● Entries provided:

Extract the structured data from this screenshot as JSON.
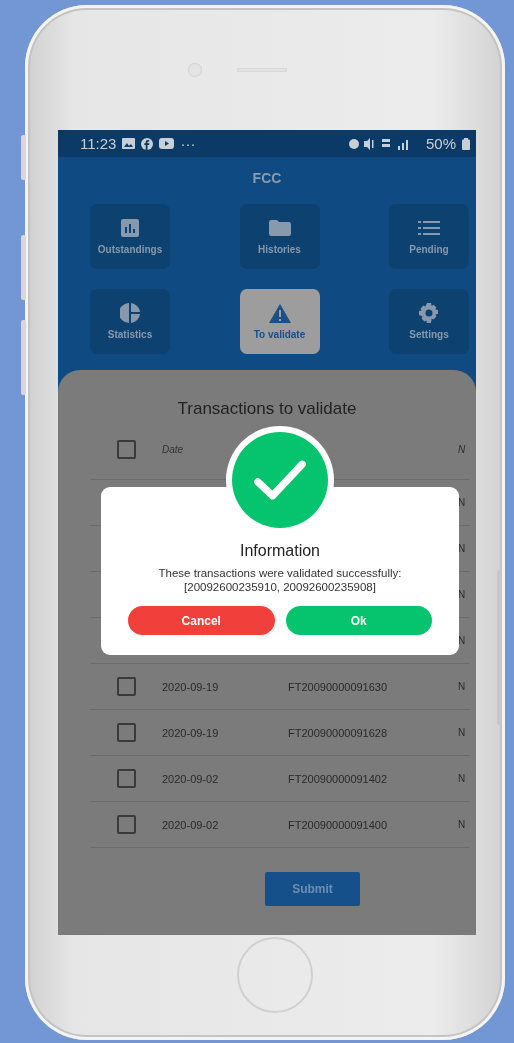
{
  "status_bar": {
    "time": "11:23",
    "more": "···",
    "battery": "50%"
  },
  "app_bar": {
    "title": "FCC"
  },
  "menu": [
    {
      "label": "Outstandings",
      "selected": false
    },
    {
      "label": "Histories",
      "selected": false
    },
    {
      "label": "Pending",
      "selected": false
    },
    {
      "label": "Statistics",
      "selected": false
    },
    {
      "label": "To validate",
      "selected": true
    },
    {
      "label": "Settings",
      "selected": false
    }
  ],
  "sheet": {
    "title": "Transactions to validate",
    "header": {
      "checked": false,
      "date": "Date",
      "column_3": "N"
    },
    "rows": [
      {
        "column_3": "N"
      },
      {
        "column_3": "N"
      },
      {
        "column_3": "N"
      },
      {
        "column_3": "N"
      },
      {
        "checked": false,
        "date": "2020-09-19",
        "reference": "FT20090000091630",
        "column_3": "N"
      },
      {
        "checked": false,
        "date": "2020-09-19",
        "reference": "FT20090000091628",
        "column_3": "N"
      },
      {
        "checked": false,
        "date": "2020-09-02",
        "reference": "FT20090000091402",
        "column_3": "N"
      },
      {
        "checked": false,
        "date": "2020-09-02",
        "reference": "FT20090000091400",
        "column_3": "N"
      }
    ],
    "submit": "Submit"
  },
  "dialog": {
    "title": "Information",
    "message": "These transactions were validated successfully:\n[20092600235910, 20092600235908]",
    "buttons": [
      {
        "label": "Cancel",
        "kind": "cancel"
      },
      {
        "label": "Ok",
        "kind": "confirm"
      }
    ]
  }
}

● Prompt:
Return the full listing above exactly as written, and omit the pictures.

● Written response:
Extract the structured data from this screenshot as JSON.
{
  "status_bar": {
    "time": "11:23",
    "more": "···",
    "battery": "50%"
  },
  "app_bar": {
    "title": "FCC"
  },
  "menu": [
    {
      "label": "Outstandings",
      "selected": false
    },
    {
      "label": "Histories",
      "selected": false
    },
    {
      "label": "Pending",
      "selected": false
    },
    {
      "label": "Statistics",
      "selected": false
    },
    {
      "label": "To validate",
      "selected": true
    },
    {
      "label": "Settings",
      "selected": false
    }
  ],
  "sheet": {
    "title": "Transactions to validate",
    "header": {
      "checked": false,
      "date": "Date",
      "column_3": "N"
    },
    "rows": [
      {
        "column_3": "N"
      },
      {
        "column_3": "N"
      },
      {
        "column_3": "N"
      },
      {
        "column_3": "N"
      },
      {
        "checked": false,
        "date": "2020-09-19",
        "reference": "FT20090000091630",
        "column_3": "N"
      },
      {
        "checked": false,
        "date": "2020-09-19",
        "reference": "FT20090000091628",
        "column_3": "N"
      },
      {
        "checked": false,
        "date": "2020-09-02",
        "reference": "FT20090000091402",
        "column_3": "N"
      },
      {
        "checked": false,
        "date": "2020-09-02",
        "reference": "FT20090000091400",
        "column_3": "N"
      }
    ],
    "submit": "Submit"
  },
  "dialog": {
    "title": "Information",
    "message": "These transactions were validated successfully:\n[20092600235910, 20092600235908]",
    "buttons": [
      {
        "label": "Cancel",
        "kind": "cancel"
      },
      {
        "label": "Ok",
        "kind": "confirm"
      }
    ]
  }
}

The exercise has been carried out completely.